Part 1: Jager and 2K Games tried to redefine the way people would at shooters and video games for that matter but did it pay off or back fire? We take a look.
There are those that will tell you that video games are an art form and there are those who will raise their pinky finger and with a stiff upper lip and snobbish grin tell argue against that statement. However, even the latter will have to agree that the medium is a powerful one and one that can connect with a person more than music, film and all that good paint gone to waste on expensive canvas.
Anyone who wants to cite an example about how Video Games connect with those who indulge themselves in this medium now have Spec Ops: The Line to bring into any debate or argument. There is no denying that the game developed by Jager and published by 2K Games redefines the genre and raises some interesting points about games as a part of culture, but does that make it a game worth playing?
Spec Ops: The Line does nothing special in the gameplay department. You can carry two guns at a time and there are plenty of weapons to choose from with options ranging from a number of assault rifles, a few shotguns, light machine guns, submachine guns, pistols and of course, sniper rifles.

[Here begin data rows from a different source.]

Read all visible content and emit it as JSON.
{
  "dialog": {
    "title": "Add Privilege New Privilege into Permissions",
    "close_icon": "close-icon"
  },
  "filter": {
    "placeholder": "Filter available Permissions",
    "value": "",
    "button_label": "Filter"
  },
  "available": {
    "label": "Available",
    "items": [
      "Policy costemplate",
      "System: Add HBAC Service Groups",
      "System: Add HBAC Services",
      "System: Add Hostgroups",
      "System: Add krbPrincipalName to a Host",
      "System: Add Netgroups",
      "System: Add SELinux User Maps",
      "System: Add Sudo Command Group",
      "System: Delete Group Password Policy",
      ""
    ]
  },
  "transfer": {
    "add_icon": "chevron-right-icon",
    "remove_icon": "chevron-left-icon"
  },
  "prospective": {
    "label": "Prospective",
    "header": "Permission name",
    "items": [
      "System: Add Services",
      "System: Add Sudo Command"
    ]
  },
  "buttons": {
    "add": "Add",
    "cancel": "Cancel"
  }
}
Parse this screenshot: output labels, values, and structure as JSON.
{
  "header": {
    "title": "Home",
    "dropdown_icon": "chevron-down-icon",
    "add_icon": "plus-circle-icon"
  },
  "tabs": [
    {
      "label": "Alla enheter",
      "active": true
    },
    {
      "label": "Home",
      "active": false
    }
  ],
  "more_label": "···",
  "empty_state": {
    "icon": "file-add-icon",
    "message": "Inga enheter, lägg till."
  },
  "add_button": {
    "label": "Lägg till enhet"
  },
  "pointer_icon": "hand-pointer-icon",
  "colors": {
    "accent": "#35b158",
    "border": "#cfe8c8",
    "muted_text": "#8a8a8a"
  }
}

The game is a third person cover based shooter, so there is the taking cover, blind firing and peeking out to take a shot mechanic all included. At the same time, the player has limited options as to how he can control his squad mates.
Many slated SOCOM 4 for its linear squad commands and lack of depth, as it turns out those people will probably go into a fit of rage when they see this game.
Ammo is not plentiful but weapons are, so players will find themselves picking up a different weapon every so often.
In terms of enemy AI, it is inconsistent at times but not the point where it breaks the game. However, on the higher difficulties balancing becomes an issue as a single burst of fire can take out the player and force him to start from the previous checkpoint, which can result in having to fight through a plethora of soldiers or insurgents once again.
Having said that, the gameplay is not as important in this case as the game itself, it’s almost as if each part of the game is imperfect but they all come together to create something else.
Gameplay Score: 6/10
Disclaimer: The views and opinions expressed in this article are the writer’s own and do not reflect the editorial policy of Wishfree.com in any way.